The contributions of public health leaders to the fight against Covid-19 have been significant. They have stepped up to the plate and taken responsibility when the nation needed them. Before Covid, their attention in preventing disease in the population was mostly focused on so-called ‘non-communicable disease’ or illness brought about by lifestyle choices (alcohol use, bad diet, lack of exercise, smoking). To prove the case for state intervention in lifestyles, campaigners rely on data collection, analysis and forecasting – a case that is then often presented as indisputable scientific truth. This lobbying method has convinced UK governments of the need to introduce a sugar tax on soft drinks, minimum alcohol pricing and cigarette plain packaging. Chris Snowdon, Head of Lifestyle Economics at the Institute of Economic Affairs has long been tracking the quality of the ‘science’ used by public health campaigners and his blog is revealing.
In a post-lockdown world, the threat of communicable disease like Covid-19 will undoubtedly remain prominent on the ‘must sort out’ wallchart. Only a vaccine or effective treatment available to all citizens can diminish that priority. Unless or until proper scientific advances are made, focus will remain on helping the population be more resilient to withstand Covid-19 and other viruses and diseases.
The Prime Minister himself has acknowledged that his being overweight hindered him in his recovery from the virus and is said to be determined to do something about it. Given his position, there is logic in him wanting to try to protect others from a similar disadvantage and look for ways to help people become more fit and resilient.
The public health community by now has the entire Cabinet on proverbial speed dial and will be only too ready to propose its regulatory solutions backed up with copious amounts of data, analysis and forecasting accumulated over the years.
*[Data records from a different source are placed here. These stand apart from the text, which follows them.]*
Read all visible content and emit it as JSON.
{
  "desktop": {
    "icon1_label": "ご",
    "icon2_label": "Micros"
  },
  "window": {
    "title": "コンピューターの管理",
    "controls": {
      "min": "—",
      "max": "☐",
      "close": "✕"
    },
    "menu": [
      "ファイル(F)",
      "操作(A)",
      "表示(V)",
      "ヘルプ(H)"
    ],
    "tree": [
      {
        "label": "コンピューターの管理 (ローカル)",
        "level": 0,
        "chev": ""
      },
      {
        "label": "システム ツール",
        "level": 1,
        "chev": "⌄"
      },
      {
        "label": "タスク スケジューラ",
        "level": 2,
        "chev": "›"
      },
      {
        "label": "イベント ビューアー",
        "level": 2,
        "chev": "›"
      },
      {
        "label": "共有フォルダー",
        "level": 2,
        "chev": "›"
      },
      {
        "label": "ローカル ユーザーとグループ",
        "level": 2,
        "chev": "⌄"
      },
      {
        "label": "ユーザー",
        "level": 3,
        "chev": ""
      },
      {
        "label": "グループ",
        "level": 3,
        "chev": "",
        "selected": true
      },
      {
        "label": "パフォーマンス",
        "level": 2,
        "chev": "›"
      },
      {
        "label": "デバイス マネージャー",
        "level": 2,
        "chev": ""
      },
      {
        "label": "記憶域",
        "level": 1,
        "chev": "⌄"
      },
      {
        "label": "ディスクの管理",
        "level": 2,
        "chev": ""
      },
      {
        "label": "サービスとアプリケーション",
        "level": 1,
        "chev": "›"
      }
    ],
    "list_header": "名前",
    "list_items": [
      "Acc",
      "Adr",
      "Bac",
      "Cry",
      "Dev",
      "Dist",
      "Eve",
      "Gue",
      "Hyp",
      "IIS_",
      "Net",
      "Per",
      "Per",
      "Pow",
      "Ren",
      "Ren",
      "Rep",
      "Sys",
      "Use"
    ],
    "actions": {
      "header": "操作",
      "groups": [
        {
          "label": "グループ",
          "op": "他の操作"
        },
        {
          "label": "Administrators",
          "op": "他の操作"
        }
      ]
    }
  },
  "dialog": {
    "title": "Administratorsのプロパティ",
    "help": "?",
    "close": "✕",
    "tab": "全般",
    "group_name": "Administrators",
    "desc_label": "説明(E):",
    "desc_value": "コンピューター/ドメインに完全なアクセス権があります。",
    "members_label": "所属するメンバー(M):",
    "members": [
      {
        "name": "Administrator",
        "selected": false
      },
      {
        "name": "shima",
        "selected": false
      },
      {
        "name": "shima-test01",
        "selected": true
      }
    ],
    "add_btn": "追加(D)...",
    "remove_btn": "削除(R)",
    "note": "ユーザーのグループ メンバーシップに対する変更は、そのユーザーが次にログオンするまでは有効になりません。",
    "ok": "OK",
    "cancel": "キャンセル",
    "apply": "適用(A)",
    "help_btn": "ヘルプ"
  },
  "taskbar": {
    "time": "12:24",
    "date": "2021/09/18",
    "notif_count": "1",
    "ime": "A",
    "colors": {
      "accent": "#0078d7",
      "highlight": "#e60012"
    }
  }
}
Businesses concerned that their products might risk getting knocked down on this public health data superhighway may be working on their response scenarios for future regulatory pressure. As they prepare to send a torrent of data traffic they should be undeterred by attempts to discredit their data as being ‘self-serving’ and therefore unscientific and unreliable.